The Spanish certainly seem to think so.
On Dec 22nd the nation will await with bated breath the outcome of the world’s biggest jackpot draw – Spain’s ‘El gordo’ lottery. At the last check the total prize fund amounted to over €2.3 bn. And it seems even a slowdown isn’t stopping the Spanish from rushing to pick up tickets that come at no less than €20 a pop.
All in all, it does seem to make investment sense because unlike other draws El Gordo (aka the ‘Fat One’) features a staggering number of mega jackpot prizes. For example there will be up to 195 €3m-cash winners.
It’s no wonder therefore that demand for El Gordo tickets is significantly outstripping that of other lotteries around Europe, where a consumer spending slowdown is beginning to have a noticeable impact on lottery sales according to AFP:
The strong demand bucks the trend in other major European nations where cash-strapped consumers have dropped lottery tickets from holiday shopping lists, causing a noticeable slump in sales. An estimated four in five Spaniards bought tickets for the lottery in 2007, spending on average 64 euros (88 dollars) each for a total of 2.87 billion euros.
The state lottery commission predicts they will spend roughly the same amount this year despite hard times. Why? Partly because “El Gordo” is a strong tradition stretching back to 1812, said commission head Gonzalo Fernandez Rodriguez. It has become as much a part of Christmas as the Biblical Magi — the three wise men who in Spain bring children gifts on January 6 to mark the Christian feast of the Epiphany — and Cava, Spain’s version of champagne, he said. “It is difficult to conceive of Christmas in Spain without the Christmas lottery,” Rodriguez told AFP. “El Gordo” is also designed to give as many people as possible a windfall just before the holidays.
A whopping 70 percent of the intake goes back into cash prizes — far more than in other state-run lotteries used to finance social projects. Instead of a few jackpots, there are millions of cash prizes ranging from the 20-euro face value of a ticket to 300,000 euros for the first-prize number.

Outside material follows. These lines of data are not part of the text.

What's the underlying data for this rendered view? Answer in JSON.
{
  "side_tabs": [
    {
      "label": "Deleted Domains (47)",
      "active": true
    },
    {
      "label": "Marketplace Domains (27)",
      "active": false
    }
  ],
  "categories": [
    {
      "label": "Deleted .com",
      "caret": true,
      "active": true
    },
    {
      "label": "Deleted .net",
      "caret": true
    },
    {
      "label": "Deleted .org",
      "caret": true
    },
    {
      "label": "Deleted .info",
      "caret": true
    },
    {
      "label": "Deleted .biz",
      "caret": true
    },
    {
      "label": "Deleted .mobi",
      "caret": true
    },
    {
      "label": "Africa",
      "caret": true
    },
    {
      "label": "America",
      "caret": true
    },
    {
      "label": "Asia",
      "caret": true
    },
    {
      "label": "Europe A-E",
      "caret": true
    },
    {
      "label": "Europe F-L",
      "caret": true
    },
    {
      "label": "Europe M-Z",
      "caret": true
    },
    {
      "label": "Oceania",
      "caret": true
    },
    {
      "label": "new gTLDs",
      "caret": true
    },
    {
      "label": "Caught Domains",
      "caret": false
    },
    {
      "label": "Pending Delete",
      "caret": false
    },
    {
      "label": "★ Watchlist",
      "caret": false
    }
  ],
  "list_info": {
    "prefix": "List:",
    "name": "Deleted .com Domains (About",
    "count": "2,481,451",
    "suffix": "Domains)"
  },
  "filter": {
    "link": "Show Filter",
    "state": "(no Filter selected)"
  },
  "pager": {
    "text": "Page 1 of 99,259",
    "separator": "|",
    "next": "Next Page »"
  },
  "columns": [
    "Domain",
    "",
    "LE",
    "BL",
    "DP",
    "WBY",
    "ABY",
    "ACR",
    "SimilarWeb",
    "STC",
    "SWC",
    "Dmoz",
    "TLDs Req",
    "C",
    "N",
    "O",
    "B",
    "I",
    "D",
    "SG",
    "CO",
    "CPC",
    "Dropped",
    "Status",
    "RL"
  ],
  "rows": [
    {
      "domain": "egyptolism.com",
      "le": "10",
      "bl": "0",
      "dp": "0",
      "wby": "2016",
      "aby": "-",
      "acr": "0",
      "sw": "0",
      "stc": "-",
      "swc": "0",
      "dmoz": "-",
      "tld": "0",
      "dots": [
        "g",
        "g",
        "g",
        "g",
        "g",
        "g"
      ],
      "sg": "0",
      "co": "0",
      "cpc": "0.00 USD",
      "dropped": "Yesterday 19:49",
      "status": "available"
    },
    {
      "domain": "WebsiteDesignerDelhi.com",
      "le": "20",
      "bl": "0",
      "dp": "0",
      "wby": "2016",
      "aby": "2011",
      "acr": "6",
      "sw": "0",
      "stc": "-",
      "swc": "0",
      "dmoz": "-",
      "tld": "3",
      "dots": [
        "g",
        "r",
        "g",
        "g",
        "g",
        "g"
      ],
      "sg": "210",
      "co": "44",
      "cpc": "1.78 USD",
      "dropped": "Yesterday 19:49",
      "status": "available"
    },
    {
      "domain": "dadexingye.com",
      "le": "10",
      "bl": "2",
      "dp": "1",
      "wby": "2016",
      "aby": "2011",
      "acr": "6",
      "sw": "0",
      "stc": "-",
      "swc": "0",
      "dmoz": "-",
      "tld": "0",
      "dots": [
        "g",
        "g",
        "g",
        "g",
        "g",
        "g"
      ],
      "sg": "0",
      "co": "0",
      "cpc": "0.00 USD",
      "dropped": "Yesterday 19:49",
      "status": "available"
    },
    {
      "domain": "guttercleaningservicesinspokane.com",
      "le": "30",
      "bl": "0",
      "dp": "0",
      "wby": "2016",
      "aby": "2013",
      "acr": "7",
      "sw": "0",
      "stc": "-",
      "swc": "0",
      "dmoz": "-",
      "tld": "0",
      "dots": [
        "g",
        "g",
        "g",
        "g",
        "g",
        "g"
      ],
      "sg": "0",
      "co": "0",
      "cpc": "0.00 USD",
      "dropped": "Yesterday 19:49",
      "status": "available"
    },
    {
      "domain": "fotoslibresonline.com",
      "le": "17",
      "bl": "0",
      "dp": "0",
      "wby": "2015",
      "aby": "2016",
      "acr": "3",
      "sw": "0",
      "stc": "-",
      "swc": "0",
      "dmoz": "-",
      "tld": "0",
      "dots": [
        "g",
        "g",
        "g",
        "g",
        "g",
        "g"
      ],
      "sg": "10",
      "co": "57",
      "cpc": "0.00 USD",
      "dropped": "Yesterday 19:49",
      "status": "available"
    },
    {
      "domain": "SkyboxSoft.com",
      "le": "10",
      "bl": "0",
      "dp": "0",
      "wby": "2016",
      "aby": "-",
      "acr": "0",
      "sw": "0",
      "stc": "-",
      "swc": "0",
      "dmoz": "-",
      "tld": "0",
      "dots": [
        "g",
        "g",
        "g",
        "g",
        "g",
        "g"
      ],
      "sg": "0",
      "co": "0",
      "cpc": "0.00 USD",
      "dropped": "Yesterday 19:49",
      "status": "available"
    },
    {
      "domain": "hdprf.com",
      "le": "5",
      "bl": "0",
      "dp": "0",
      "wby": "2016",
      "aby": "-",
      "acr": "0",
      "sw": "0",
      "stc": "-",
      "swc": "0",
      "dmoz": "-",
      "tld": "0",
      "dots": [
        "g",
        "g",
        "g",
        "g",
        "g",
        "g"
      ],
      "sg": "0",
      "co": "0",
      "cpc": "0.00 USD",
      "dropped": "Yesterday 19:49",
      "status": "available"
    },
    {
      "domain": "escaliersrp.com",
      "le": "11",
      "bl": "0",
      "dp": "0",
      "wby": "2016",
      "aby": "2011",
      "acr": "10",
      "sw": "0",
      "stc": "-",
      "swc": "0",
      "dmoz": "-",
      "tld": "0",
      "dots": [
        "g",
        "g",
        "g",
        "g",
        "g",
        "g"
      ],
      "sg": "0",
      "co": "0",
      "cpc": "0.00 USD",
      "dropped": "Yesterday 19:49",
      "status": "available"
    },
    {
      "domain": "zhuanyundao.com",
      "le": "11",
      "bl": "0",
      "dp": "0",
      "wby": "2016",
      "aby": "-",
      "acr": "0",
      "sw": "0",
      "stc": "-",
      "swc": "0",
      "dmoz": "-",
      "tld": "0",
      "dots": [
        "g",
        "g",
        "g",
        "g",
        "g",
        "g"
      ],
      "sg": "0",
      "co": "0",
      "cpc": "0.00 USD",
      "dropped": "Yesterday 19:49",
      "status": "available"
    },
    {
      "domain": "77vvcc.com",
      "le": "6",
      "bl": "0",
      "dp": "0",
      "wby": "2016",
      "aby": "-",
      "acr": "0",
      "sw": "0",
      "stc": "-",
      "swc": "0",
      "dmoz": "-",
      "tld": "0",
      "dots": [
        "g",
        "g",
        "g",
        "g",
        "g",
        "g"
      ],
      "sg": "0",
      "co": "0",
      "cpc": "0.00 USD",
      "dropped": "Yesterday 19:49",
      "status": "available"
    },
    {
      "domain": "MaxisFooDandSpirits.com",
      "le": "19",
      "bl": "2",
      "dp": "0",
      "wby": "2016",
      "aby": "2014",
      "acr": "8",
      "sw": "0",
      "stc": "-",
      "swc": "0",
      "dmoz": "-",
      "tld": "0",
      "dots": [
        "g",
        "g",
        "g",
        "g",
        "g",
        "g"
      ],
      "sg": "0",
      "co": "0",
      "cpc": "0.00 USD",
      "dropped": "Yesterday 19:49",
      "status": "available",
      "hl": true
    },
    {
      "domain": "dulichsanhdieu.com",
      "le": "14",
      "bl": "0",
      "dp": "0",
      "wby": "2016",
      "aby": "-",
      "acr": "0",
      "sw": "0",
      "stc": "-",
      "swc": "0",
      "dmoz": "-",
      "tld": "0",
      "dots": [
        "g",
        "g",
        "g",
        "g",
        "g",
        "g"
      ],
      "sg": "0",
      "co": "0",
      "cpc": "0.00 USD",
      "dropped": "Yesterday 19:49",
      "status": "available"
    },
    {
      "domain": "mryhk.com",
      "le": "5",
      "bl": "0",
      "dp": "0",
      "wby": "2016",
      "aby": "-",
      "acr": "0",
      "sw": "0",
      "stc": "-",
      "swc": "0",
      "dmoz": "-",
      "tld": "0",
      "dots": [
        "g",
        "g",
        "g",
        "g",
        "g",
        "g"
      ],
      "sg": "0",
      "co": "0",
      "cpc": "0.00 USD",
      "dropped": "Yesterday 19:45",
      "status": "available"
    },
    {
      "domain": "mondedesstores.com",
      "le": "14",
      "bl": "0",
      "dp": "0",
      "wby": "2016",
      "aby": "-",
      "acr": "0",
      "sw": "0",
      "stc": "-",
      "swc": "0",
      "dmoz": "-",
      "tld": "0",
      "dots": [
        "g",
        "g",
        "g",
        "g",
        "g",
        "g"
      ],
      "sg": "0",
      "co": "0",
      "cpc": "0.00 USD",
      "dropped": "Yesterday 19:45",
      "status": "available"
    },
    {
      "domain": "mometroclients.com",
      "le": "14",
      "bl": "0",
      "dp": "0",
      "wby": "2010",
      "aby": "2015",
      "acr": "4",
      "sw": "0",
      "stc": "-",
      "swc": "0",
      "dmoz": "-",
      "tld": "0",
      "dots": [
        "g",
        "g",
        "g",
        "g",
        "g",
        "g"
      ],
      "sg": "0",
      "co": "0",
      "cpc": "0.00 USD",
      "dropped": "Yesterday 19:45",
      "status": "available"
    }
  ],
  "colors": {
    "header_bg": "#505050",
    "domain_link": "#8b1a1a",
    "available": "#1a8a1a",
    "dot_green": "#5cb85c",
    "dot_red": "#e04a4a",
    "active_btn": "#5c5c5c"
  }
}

Last chance to buy a ticket is Dec 21st. We think we may get Paul on the case, considering his recent luck.